McSweeney's McMullens, 2014; 331 pp
Reviewed by Elise Matthews


I've always been a huge fan of YA lit, but a lot of YA books that I've read lately seem redundant. So many feel like other books I've read, particularly books that have recently been adapted to film. Some people like to make the argument that there are no new ideas, no new stories, but I'm not one of those people. I know there are new stories out there that I haven't read before—and I want to read them.

Mermaid in Chelsea Creek by Michelle Tea is one such book. Sure, it's got familiar YA tropes, but the pieces here are not always put together in a familiar way. So much is shifted and feels fresh. There's a young, female protagonist, Sophie, who discovers she's more than just a normal teenage girl, that she has a magical heritage. She is the heroine of an age-old prophecy and must immediately embark on a quest. She has a mother, but her mother isn't super available, and Sophie has never met her father.
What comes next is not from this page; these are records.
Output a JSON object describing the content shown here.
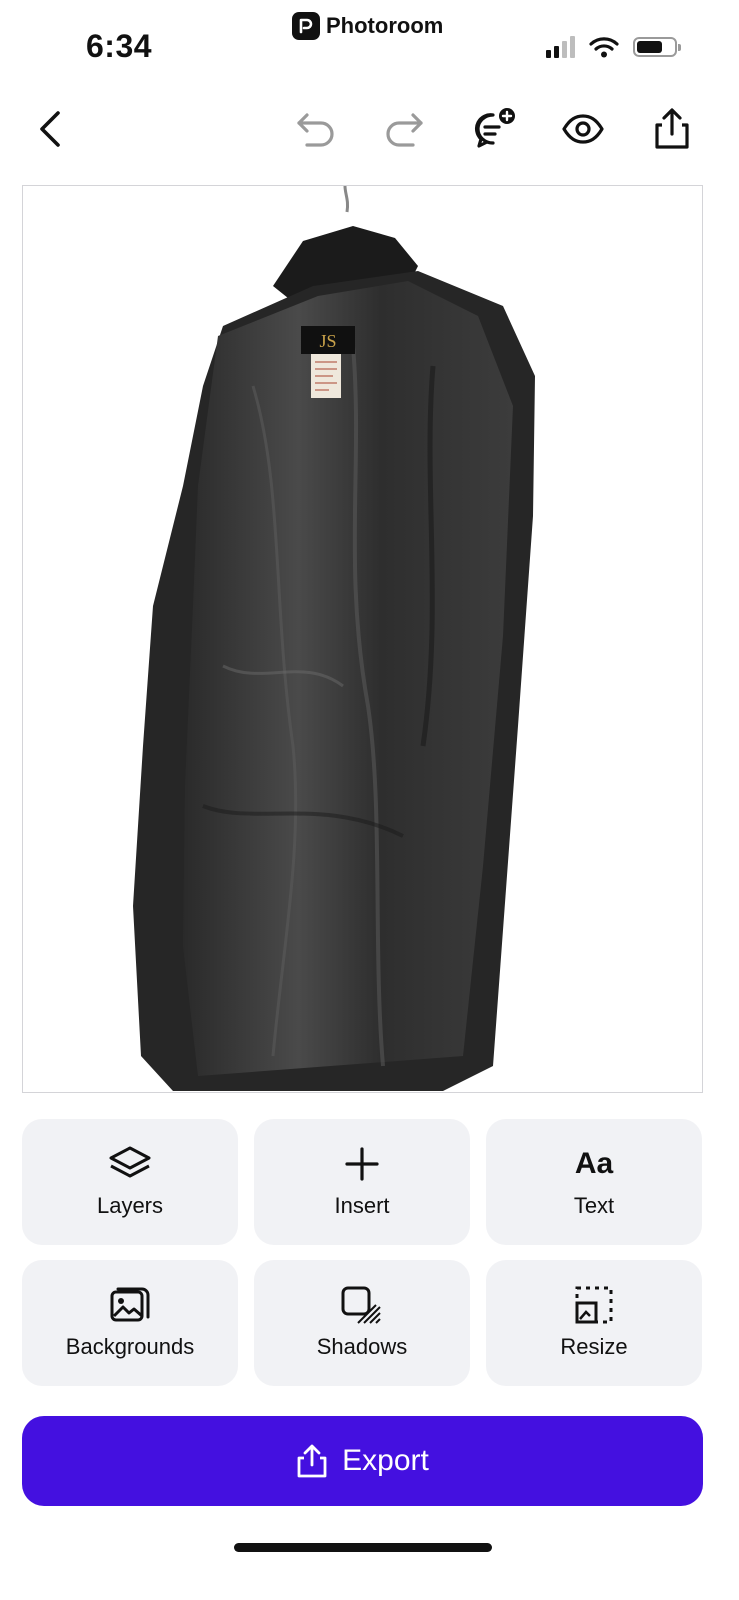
{
  "status_bar": {
    "time": "6:34",
    "app_name": "Photoroom",
    "cellular_bars": 2,
    "battery_level": 0.6
  },
  "toolbar": {
    "back_icon": "chevron-left-icon",
    "undo_icon": "undo-icon",
    "redo_icon": "redo-icon",
    "feedback_icon": "chat-plus-icon",
    "preview_icon": "eye-icon",
    "share_icon": "share-icon"
  },
  "canvas": {
    "subject": "black coat interior with lining on hanger",
    "label_brand": "JS",
    "label_sub": "BOUTIQUE"
  },
  "tools": [
    {
      "label": "Layers",
      "icon": "layers-icon"
    },
    {
      "label": "Insert",
      "icon": "plus-icon"
    },
    {
      "label": "Text",
      "icon": "text-icon",
      "glyph": "Aa"
    },
    {
      "label": "Backgrounds",
      "icon": "image-stack-icon"
    },
    {
      "label": "Shadows",
      "icon": "shadow-icon"
    },
    {
      "label": "Resize",
      "icon": "resize-icon"
    }
  ],
  "export": {
    "label": "Export",
    "icon": "share-icon"
  },
  "colors": {
    "accent": "#4410e0",
    "tile_bg": "#f1f2f5"
  }
}
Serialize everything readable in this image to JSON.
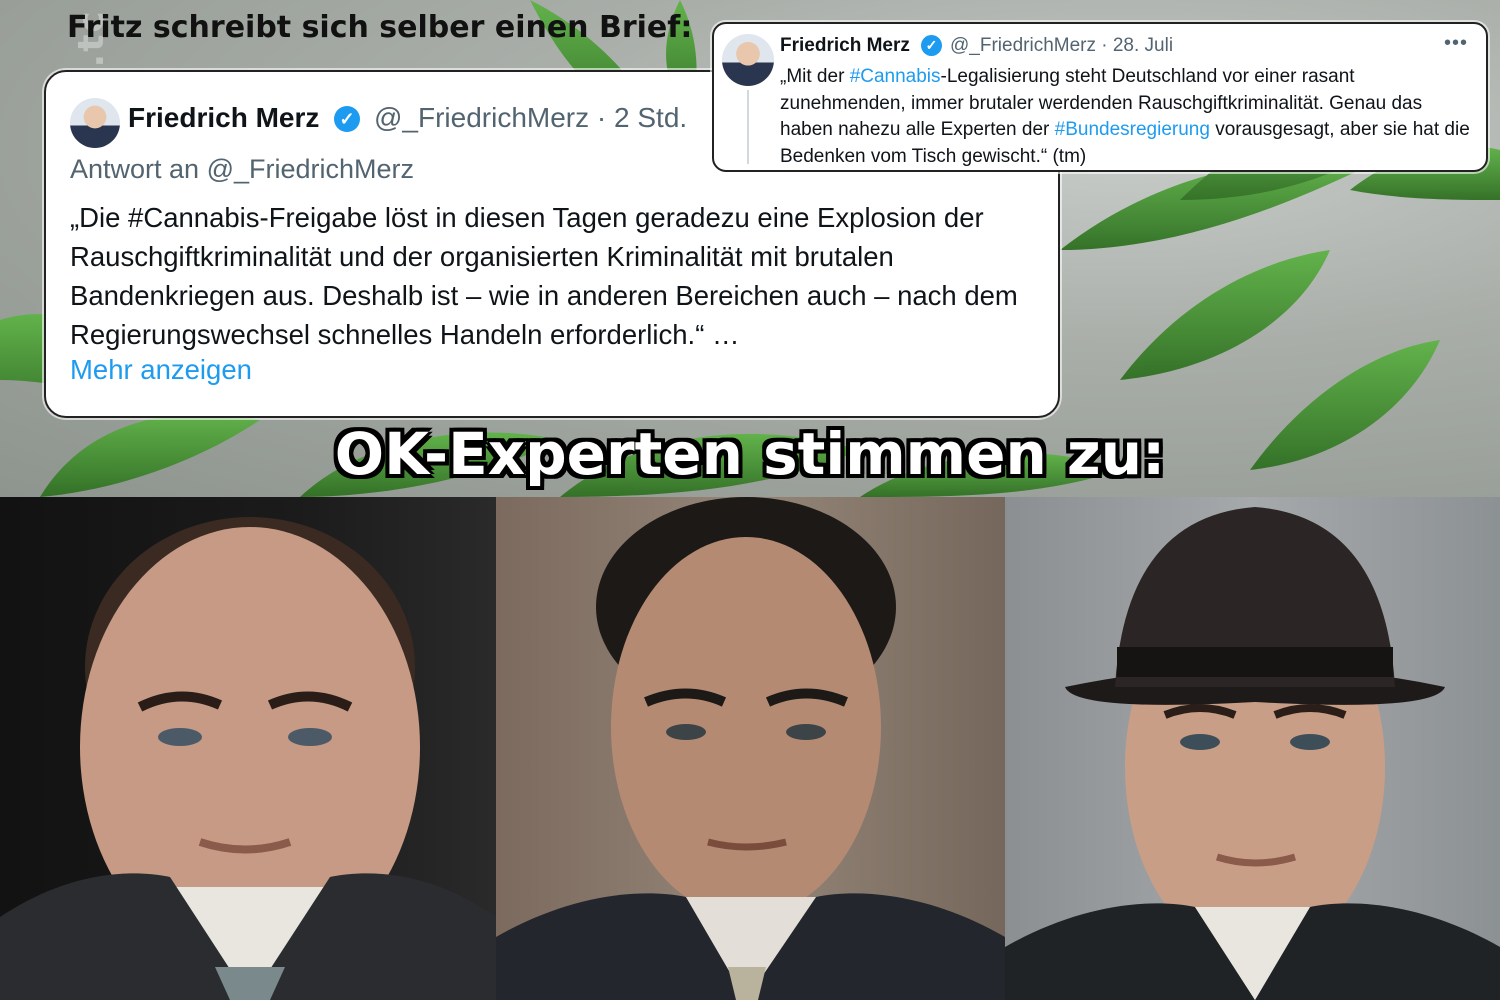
{
  "watermark": "www.420.tc",
  "headline": "Fritz schreibt sich selber einen Brief:",
  "tweet_reply": {
    "name": "Friedrich Merz",
    "handle_time": "@_FriedrichMerz · 2 Std.",
    "reply_to": "Antwort an @_FriedrichMerz",
    "text": "„Die #Cannabis-Freigabe löst in diesen Tagen geradezu eine Explosion der Rauschgiftkriminalität und der organisierten Kriminalität mit brutalen Bandenkriegen aus. Deshalb ist – wie in anderen Bereichen auch – nach dem Regierungswechsel schnelles Handeln erforderlich.“ …",
    "more_label": "Mehr anzeigen"
  },
  "tweet_original": {
    "name": "Friedrich Merz",
    "handle_time": "@_FriedrichMerz · 28. Juli",
    "text_part1": "„Mit der ",
    "hashtag1": "#Cannabis",
    "text_part2": "-Legalisierung steht Deutschland vor einer rasant zunehmenden, immer brutaler werdenden Rauschgiftkriminalität. Genau das haben nahezu alle Experten der ",
    "hashtag2": "#Bundesregierung",
    "text_part3": " vorausgesagt, aber sie hat die Bedenken vom Tisch gewischt.“ (tm)",
    "menu_icon": "more-dots-icon"
  },
  "banner": "OK-Experten stimmen zu:",
  "colors": {
    "link_blue": "#1d9bf0",
    "verified_blue": "#1d9bf0",
    "leaf_green": "#3e8f2e"
  }
}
But then she's also a kind of grubby kid, not really interested in growing up yet. She still thinks boys are gross even though her best friend is starting to get boy crazy. She doesn't care about her appearance or anything yet; in fact, she goes days without showering and never combs her hair, so she looks a bit feral most of the time. The absence of a love interest is particularly refreshing here. There's enough going on that romantic tension isn't needed to ramp up the story. Bonus points here because no romantic interest means no love triangle.

The book opens with a myth of a girl, Sophie, who will bring magic back to the world to heal it, but the first few chapters are grounded in realism. The fantastical aspects sneak their way in slowly, until the world of the last chapter is unrecognizable from the world of the first chapter.

The structure is definitely familiar: a typical quest narrative. This book, the first in a trilogy, follows to a T the separation stages of Joseph Campbell's monomyth (also known as the hero's journey) as outlined in The Hero with a Thousand Faces: the call to adventure, refusal of the call, supernatural aid, and crossing the threshold. At the end of the book, Sophie enters the belly of the whale stage (the last of the separation stages), which is, I assume, where the second book will pick up and follow the initiation stages, with the third book covering the return stages.

There are familiar Jungian archetypes, too: the hero (Sophie), who is also the child, the supernatural guide and helpers, a devil figure, a wise old woman. But they don't look so familiar. The guide, for instance, is a mermaid, and not your typical, youthful, seductive mermaid. She has trash in her hair, is visibly old, and curses in broken English. Pigeons come to the aid of our hero instead of crows or other animals typically associated with being familiars or magical helpers.

There is clear good and evil in this world, but that clarity is disrupted by a secondary supernatural character who argues that there is no good or evil, only destiny, despite the insistence from the good and evil characters that they are all in fact, respectively, good and evil. Anything that initially seems simple grows in complexity as the story unfolds, and Sophie learns that she has to figure some things out for herself rather than just trust everything she's told. While being generally predictable plot-wise, this book also manages to surprise when it comes to character development, world building, and other aspects. It's a delightful mix of these contradictions.

This book, as mentioned, is just the beginning of a much larger story, but it already has so much depth. Sophie knows her quest and knows that it will take her entire life and knows that it is bigger than anything she ever considered for her life. She knows that she must sacrifice everything to fulfill her destiny. This is exciting and scary and also a little crazy to Sophie, and Tea conveys these feeling and everything in between in a way that feels authentic.

From the first page, this was a book I didn't want to put down, and I can't wait for the second installment to come out in October.